August 5th, 1993.
Magic: the Gathering releases Alpha, the first of many, many sets to come. I won't go deep into the history, since I'm sure many of you are aware of it already, but did you know the original play test cards for Alpha still exist. Some lucky collector out there owns an original play test Black Lotus, which has a price tag equaling or surpassing that of an actual Black Lotus. In fact, they may own something even more valuable: the first ever Grizzly Bear!
So the original Grizzly Bears was nothing more than a Striped Bears without the cantrip. So things obviously had to change and both Richard Garfield and Barry Reich (the first play tester for Magic) realized this early enough on. The finished product has been repeated more than 120 times either being the same, having an upside, having a downside, or having both an upside and downside. The formula worked!
|Image courtesy of |
Correction: As pointed out by Gorgon the mana costs during playtesting were different. The number meant how much mana you needed to spend and any letters meant you needed to spend at least that much of that color. So Bears had a CMC of 3 and one of the three mana you used to cast it must be
So the original Bears was really a Gray Ogre, another Alpha card.
So now it's time to break down all the different bears that exist out there. Let's begin with the functional reprints first.
While these may be exactly the same, one shines above the rest: Cylian Elf
Why is that, you may be asking. It has an arguably more relevant creature type than the other cards. There's plenty of support out there for Elves and virtually no support for the other cards. So, it's possible to have a tribal relevant bear without the cost being affected at all. In fact, Deeproot Warrior is just that with an added bonus. But we will discuss bulkier bears later on.
So where else have bears made an appearance?
|Vanilla Bears||Vanilla Bears||Vanilla Bears|
|Fresh Volunteers||Cabal Evangel||Defiant Khenra|
|Glory Seeker||Gutter Skulk||Falkenrath Reaver|
|Knight Errant||Queen's Bay Soldier||Swab Goblin|
|Silvercoat Lion||Walking Corpse|
With the exception of and , each color has at least one vanilla bear. The first one being Fresh Volunteers, which also has the advantage of having two relevant creature types: Human and Rebel.
Walking Corpse was the first vanilla bear and Falkenrath Reaver was the first vanilla bear. Before that, they only had downside bears.
That covers the original card and the clones that have followed. So what have we learned?
- A Bear is a slang term for a 2/2 creature that costs .

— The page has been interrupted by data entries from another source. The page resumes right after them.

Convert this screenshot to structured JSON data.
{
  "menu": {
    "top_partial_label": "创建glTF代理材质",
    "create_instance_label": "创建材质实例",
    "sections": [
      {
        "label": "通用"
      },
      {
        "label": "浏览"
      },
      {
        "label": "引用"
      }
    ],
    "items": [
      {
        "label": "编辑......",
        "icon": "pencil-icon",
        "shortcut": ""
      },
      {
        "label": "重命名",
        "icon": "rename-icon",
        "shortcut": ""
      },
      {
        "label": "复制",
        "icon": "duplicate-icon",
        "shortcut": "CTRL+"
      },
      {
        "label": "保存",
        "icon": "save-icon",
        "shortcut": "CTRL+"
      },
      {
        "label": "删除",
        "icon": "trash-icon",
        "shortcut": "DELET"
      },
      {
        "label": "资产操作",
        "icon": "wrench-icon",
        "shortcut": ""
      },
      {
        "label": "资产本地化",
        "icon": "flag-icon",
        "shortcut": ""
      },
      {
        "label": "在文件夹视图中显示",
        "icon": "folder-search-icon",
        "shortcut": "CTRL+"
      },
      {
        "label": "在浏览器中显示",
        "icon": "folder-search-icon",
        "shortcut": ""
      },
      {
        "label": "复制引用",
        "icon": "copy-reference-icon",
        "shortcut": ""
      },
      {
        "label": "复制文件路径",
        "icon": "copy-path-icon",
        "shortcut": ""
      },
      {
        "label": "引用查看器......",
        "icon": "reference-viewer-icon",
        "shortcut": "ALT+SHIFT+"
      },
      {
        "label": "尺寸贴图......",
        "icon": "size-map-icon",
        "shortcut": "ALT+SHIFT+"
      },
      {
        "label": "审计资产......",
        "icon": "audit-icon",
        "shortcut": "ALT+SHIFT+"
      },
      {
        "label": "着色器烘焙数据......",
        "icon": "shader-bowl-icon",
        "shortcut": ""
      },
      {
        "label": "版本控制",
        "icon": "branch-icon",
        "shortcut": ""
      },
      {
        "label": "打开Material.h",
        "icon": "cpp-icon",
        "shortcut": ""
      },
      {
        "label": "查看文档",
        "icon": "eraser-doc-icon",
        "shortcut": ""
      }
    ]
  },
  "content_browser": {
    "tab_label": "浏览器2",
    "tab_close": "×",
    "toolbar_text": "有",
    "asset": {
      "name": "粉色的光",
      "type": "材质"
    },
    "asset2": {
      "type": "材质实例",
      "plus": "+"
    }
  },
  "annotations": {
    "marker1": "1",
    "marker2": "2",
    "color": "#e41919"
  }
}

- The original Grizzly Bear was just a Gray Ogre.
- doesn't get a vanilla bear, no sir!
- Don't try to outrun one of Dominaria’s grizzlies!
Next time we will be covering bears that have downsides, also known as Bad Bears. I hope you enjoyed this and join us next time.